#### [Assignment]
Copy out every line in the entries below that includes "image".

[Element data from apps and pages]
━━━━━━
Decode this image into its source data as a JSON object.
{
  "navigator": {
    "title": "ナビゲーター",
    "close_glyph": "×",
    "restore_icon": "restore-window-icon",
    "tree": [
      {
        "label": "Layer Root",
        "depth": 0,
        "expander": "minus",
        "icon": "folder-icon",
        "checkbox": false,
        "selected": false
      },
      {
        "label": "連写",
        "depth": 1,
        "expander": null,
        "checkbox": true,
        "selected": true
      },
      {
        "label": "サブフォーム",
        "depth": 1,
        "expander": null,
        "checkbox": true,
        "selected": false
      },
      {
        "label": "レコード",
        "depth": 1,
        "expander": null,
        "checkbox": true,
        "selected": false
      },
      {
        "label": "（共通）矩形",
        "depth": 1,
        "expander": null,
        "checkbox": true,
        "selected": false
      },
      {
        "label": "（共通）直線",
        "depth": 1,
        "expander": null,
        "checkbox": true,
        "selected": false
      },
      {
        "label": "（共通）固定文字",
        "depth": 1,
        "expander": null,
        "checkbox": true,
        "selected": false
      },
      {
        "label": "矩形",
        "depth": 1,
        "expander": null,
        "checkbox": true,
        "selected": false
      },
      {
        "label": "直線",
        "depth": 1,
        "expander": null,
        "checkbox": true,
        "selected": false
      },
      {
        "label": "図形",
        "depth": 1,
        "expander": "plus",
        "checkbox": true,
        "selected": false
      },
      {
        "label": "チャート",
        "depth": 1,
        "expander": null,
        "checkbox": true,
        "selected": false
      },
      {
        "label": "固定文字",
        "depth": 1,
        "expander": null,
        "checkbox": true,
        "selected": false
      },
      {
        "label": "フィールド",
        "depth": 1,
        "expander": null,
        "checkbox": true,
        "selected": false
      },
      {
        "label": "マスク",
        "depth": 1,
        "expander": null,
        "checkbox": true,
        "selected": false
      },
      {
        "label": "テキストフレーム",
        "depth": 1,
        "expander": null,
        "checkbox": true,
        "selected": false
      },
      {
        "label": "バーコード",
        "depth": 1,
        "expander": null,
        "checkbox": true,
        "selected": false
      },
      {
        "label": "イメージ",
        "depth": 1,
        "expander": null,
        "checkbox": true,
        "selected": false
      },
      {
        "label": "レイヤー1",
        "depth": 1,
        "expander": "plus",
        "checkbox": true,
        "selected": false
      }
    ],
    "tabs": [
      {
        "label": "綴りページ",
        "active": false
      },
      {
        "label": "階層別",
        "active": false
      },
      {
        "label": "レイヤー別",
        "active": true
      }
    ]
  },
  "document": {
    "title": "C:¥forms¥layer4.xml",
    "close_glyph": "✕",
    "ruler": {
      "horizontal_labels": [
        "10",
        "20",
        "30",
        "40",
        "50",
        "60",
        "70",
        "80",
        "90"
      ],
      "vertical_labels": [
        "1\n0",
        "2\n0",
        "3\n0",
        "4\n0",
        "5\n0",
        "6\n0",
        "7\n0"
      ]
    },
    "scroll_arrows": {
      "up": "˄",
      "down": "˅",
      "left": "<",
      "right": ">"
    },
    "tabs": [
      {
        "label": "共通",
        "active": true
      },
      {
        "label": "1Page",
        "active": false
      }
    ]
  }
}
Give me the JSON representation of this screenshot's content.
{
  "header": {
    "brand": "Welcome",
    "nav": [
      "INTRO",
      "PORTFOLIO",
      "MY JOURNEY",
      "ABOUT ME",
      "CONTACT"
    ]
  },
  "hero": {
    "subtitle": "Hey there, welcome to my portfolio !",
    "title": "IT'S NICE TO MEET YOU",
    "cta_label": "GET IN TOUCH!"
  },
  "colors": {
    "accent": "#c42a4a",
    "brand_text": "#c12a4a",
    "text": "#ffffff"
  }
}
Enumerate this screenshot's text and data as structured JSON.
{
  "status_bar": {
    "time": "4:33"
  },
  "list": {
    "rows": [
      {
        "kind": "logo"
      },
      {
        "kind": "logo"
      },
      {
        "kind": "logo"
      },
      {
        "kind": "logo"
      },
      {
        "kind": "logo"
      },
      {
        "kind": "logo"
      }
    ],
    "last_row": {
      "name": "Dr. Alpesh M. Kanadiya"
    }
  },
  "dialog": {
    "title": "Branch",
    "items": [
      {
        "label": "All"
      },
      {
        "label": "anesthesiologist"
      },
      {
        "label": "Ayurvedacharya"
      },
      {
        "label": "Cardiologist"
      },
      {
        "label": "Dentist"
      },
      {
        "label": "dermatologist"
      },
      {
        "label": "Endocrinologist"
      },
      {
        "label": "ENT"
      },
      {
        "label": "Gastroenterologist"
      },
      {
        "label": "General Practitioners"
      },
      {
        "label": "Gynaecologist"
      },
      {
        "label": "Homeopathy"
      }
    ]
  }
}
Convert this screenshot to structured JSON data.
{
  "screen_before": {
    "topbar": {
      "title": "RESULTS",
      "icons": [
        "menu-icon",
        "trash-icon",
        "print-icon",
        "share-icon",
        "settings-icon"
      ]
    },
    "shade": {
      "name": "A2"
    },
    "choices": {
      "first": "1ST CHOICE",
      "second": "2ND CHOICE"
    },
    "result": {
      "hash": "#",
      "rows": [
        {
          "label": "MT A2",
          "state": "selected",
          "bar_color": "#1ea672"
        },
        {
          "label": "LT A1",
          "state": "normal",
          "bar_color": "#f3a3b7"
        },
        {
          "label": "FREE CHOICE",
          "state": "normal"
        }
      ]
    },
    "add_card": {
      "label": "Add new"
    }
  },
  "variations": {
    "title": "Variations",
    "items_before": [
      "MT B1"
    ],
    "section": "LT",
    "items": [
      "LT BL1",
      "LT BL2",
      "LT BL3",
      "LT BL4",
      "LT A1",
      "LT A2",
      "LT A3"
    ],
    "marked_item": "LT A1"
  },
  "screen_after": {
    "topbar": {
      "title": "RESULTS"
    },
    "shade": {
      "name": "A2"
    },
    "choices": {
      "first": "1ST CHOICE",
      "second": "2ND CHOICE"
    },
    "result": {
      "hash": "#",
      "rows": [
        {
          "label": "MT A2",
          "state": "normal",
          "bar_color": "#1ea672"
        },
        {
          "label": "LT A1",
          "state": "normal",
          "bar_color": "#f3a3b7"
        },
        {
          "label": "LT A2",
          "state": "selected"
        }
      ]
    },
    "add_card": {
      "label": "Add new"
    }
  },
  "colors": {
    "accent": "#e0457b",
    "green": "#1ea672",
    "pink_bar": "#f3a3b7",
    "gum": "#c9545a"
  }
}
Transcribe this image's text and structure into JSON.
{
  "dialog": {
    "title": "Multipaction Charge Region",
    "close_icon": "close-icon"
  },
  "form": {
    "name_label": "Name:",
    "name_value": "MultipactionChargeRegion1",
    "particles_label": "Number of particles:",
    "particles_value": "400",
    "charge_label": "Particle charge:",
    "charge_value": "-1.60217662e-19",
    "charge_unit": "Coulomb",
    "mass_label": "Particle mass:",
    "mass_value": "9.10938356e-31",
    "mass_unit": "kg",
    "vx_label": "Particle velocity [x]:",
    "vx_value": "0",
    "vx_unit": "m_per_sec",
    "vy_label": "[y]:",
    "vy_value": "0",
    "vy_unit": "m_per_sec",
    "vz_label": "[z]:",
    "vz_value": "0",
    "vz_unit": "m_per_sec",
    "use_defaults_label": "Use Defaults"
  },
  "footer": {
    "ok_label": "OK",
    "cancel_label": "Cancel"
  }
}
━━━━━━
#### [Solution]
Decode this image into its source data as a JSON object.
Transcribe this image's text and structure into JSON.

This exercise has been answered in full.